Welcome to Week 3 of Nonfiction November. Our host this week is Veronica at The Thousand Book Project. And the topic is:
Three ways to join in this week! You can either share 3 or more books on a single topic that you have read and can recommend (be the expert), you can put the call out for good nonfiction on a specific topic that you have been dying to read (ask the expert), or you can create your own list of books on a topic that you’d like to read (become the expert).
I listed a couple of books about thinking on my Week 1 post. I thought I’d expand on that list for Week 3 with some books I’ve read over the past few years. (The links below point to my reviews.)
Now, I’m not claiming to be an expert on thinking, or that I’m better at it than anyone else. I’ve just read a few books, is all.
Your Thinking Mindset
Maybe you don’t think about your thinking very much. It’s kind of meta. But how you think about the world and how you revise your thinking (if you revise it), can be critically important to your well-being.
I know the term “growth mindset” is overused these days, but it’s still useful. What it means is that you believe your qualities and abilities can change or develop over time if you make an effort or get some training. The opposite is a fixed mindset.
Mindset won’t help you think about specific problems. Instead, it’s about a general approach to how you engage with the world. Are you open to learning new things, taking on new challenges and seizing new opportunities? Carol Dweck shows how your mindset can profoundly impact your life.
The main idea in Think Again is that instead of stubbornly holding onto strong opinions, we should think like scientists, constantly searching for the truth. We should embrace doubt, ask questions, and refuse to blindly accept received wisdom.
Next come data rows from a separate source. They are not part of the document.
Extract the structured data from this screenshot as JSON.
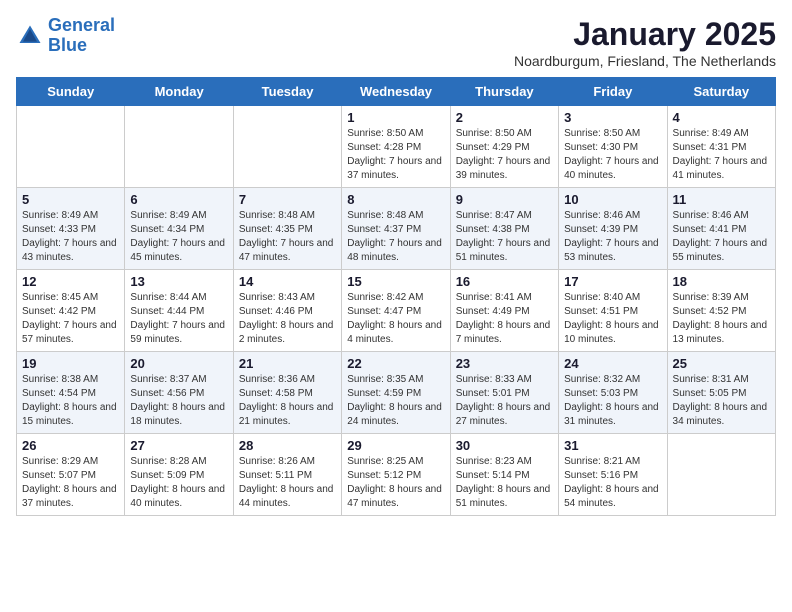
{
  "logo": {
    "line1": "General",
    "line2": "Blue"
  },
  "title": "January 2025",
  "subtitle": "Noardburgum, Friesland, The Netherlands",
  "days": [
    "Sunday",
    "Monday",
    "Tuesday",
    "Wednesday",
    "Thursday",
    "Friday",
    "Saturday"
  ],
  "weeks": [
    [
      {
        "date": "",
        "sunrise": "",
        "sunset": "",
        "daylight": ""
      },
      {
        "date": "",
        "sunrise": "",
        "sunset": "",
        "daylight": ""
      },
      {
        "date": "",
        "sunrise": "",
        "sunset": "",
        "daylight": ""
      },
      {
        "date": "1",
        "sunrise": "8:50 AM",
        "sunset": "4:28 PM",
        "daylight": "7 hours and 37 minutes."
      },
      {
        "date": "2",
        "sunrise": "8:50 AM",
        "sunset": "4:29 PM",
        "daylight": "7 hours and 39 minutes."
      },
      {
        "date": "3",
        "sunrise": "8:50 AM",
        "sunset": "4:30 PM",
        "daylight": "7 hours and 40 minutes."
      },
      {
        "date": "4",
        "sunrise": "8:49 AM",
        "sunset": "4:31 PM",
        "daylight": "7 hours and 41 minutes."
      }
    ],
    [
      {
        "date": "5",
        "sunrise": "8:49 AM",
        "sunset": "4:33 PM",
        "daylight": "7 hours and 43 minutes."
      },
      {
        "date": "6",
        "sunrise": "8:49 AM",
        "sunset": "4:34 PM",
        "daylight": "7 hours and 45 minutes."
      },
      {
        "date": "7",
        "sunrise": "8:48 AM",
        "sunset": "4:35 PM",
        "daylight": "7 hours and 47 minutes."
      },
      {
        "date": "8",
        "sunrise": "8:48 AM",
        "sunset": "4:37 PM",
        "daylight": "7 hours and 48 minutes."
      },
      {
        "date": "9",
        "sunrise": "8:47 AM",
        "sunset": "4:38 PM",
        "daylight": "7 hours and 51 minutes."
      },
      {
        "date": "10",
        "sunrise": "8:46 AM",
        "sunset": "4:39 PM",
        "daylight": "7 hours and 53 minutes."
      },
      {
        "date": "11",
        "sunrise": "8:46 AM",
        "sunset": "4:41 PM",
        "daylight": "7 hours and 55 minutes."
      }
    ],
    [
      {
        "date": "12",
        "sunrise": "8:45 AM",
        "sunset": "4:42 PM",
        "daylight": "7 hours and 57 minutes."
      },
      {
        "date": "13",
        "sunrise": "8:44 AM",
        "sunset": "4:44 PM",
        "daylight": "7 hours and 59 minutes."
      },
      {
        "date": "14",
        "sunrise": "8:43 AM",
        "sunset": "4:46 PM",
        "daylight": "8 hours and 2 minutes."
      },
      {
        "date": "15",
        "sunrise": "8:42 AM",
        "sunset": "4:47 PM",
        "daylight": "8 hours and 4 minutes."
      },
      {
        "date": "16",
        "sunrise": "8:41 AM",
        "sunset": "4:49 PM",
        "daylight": "8 hours and 7 minutes."
      },
      {
        "date": "17",
        "sunrise": "8:40 AM",
        "sunset": "4:51 PM",
        "daylight": "8 hours and 10 minutes."
      },
      {
        "date": "18",
        "sunrise": "8:39 AM",
        "sunset": "4:52 PM",
        "daylight": "8 hours and 13 minutes."
      }
    ],
    [
      {
        "date": "19",
        "sunrise": "8:38 AM",
        "sunset": "4:54 PM",
        "daylight": "8 hours and 15 minutes."
      },
      {
        "date": "20",
        "sunrise": "8:37 AM",
        "sunset": "4:56 PM",
        "daylight": "8 hours and 18 minutes."
      },
      {
        "date": "21",
        "sunrise": "8:36 AM",
        "sunset": "4:58 PM",
        "daylight": "8 hours and 21 minutes."
      },
      {
        "date": "22",
        "sunrise": "8:35 AM",
        "sunset": "4:59 PM",
        "daylight": "8 hours and 24 minutes."
      },
      {
        "date": "23",
        "sunrise": "8:33 AM",
        "sunset": "5:01 PM",
        "daylight": "8 hours and 27 minutes."
      },
      {
        "date": "24",
        "sunrise": "8:32 AM",
        "sunset": "5:03 PM",
        "daylight": "8 hours and 31 minutes."
      },
      {
        "date": "25",
        "sunrise": "8:31 AM",
        "sunset": "5:05 PM",
        "daylight": "8 hours and 34 minutes."
      }
    ],
    [
      {
        "date": "26",
        "sunrise": "8:29 AM",
        "sunset": "5:07 PM",
        "daylight": "8 hours and 37 minutes."
      },
      {
        "date": "27",
        "sunrise": "8:28 AM",
        "sunset": "5:09 PM",
        "daylight": "8 hours and 40 minutes."
      },
      {
        "date": "28",
        "sunrise": "8:26 AM",
        "sunset": "5:11 PM",
        "daylight": "8 hours and 44 minutes."
      },
      {
        "date": "29",
        "sunrise": "8:25 AM",
        "sunset": "5:12 PM",
        "daylight": "8 hours and 47 minutes."
      },
      {
        "date": "30",
        "sunrise": "8:23 AM",
        "sunset": "5:14 PM",
        "daylight": "8 hours and 51 minutes."
      },
      {
        "date": "31",
        "sunrise": "8:21 AM",
        "sunset": "5:16 PM",
        "daylight": "8 hours and 54 minutes."
      },
      {
        "date": "",
        "sunrise": "",
        "sunset": "",
        "daylight": ""
      }
    ]
  ]
}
Even so, it can be painful realizing we’re wrong, much less being proven wrong by someone else. Often that’s because we’ve wrapped up our identities in our beliefs. Grant says we should put “truth above tribe.” He quotes Nobel laureate Daniel Kahneman who says,
“Being wrong is the only way I feel sure I’ve learned anything”
Now that’s a growth mindset!
(I have not yet read Kahneman’s own book, Thinking, Fast and Slow. It’s on my shelf.)
Thinking About Statistics and Randomness
Whether it’s the latest opinion polls or reports about vaccine effectiveness, we’re bombarded with statistics. But what do they really mean, and how do they help us understand trends and phenomena involving millions of random strangers or random events?
“Black swan” is another overused term. In fact, it’s become a cliché. It must drive Nassim Taleb nuts. Back in 2007 when he published this book, Taleb gave it a very specific definition: black swans are highly unpredictable events that carry massive impact. 9/11 was a black swan event. The COVID-19 pandemic is definitely not: pandemics have happened throughout history and people have been predicting them for years.
The Black Swan is about highly improbable events; how to think about them, how to avoid common mistakes and especially how to prepare yourself for the inevitable black swans (both good and bad) that you’ll experience during your life. After all, as Taleb says, each and every one of us is a black swan.
Bergstrom and West begin Calling Bullshit by saying “the world is awash in bullshit and we’re drowning in it.” It’s true! They’ve written a book about how to detect and refute bullshit. Because they’re both scientists, the book is mostly about spotting quantitative bullshit, and less about debunking conspiracy theories or dissecting politicians’ idiotic sound bites.
One key bit of advice they give, quoting Carl Sagan,
“Extraordinary claims require extraordinary evidence.”
If someone is making wild claims, like, oh say, an election was stolen, they better have lots of solid data to back it up.
Humans are really bad at thinking long-term. In fact, we’re often utterly reckless. The climate crisis and our lack of pandemic preparedness are clear evidence of this.
Venkataraman says our failure to think long term is largely a failure of imagination. We fail to imagine the future, both the good and the bad. Her book has lots of interviews with people trying to do it better. When it comes to climate change, she suggests we treat the Earth as a family heirloom, something we can use for a time, but that we must pass on to future generations.
Krznaric presents a more structured toolkit to improve long-term thinking, like developing a sense of intergenerational justice, and cathedral thinking – the idea of multi-generational projects like the Sagrada Familia cathedral in Barcelona.
If you read only one book about thinking …
Read Factfulness by Hans Rosling. Rosling, who died in 2017, was an extraordinary public health researcher and storyteller. His TED talks are stellar.
Factfulness provides a practical ten-part toolkit for how to think critically, with both humility and curiosity, to understand our world. It contains elements of most of the other books I’ve mentioned in this post. Think of it as a Swiss army knife for you mind. One example: be skeptical of binary or black and white arguments. Most of the time, most of the things are in the middle.
As Rosling says,
“When we have a fact-based worldview, we can see that the world is not as bad as it seems – and we can see what we have to do to keep making it better.” [p. 255]
Thanks for reading.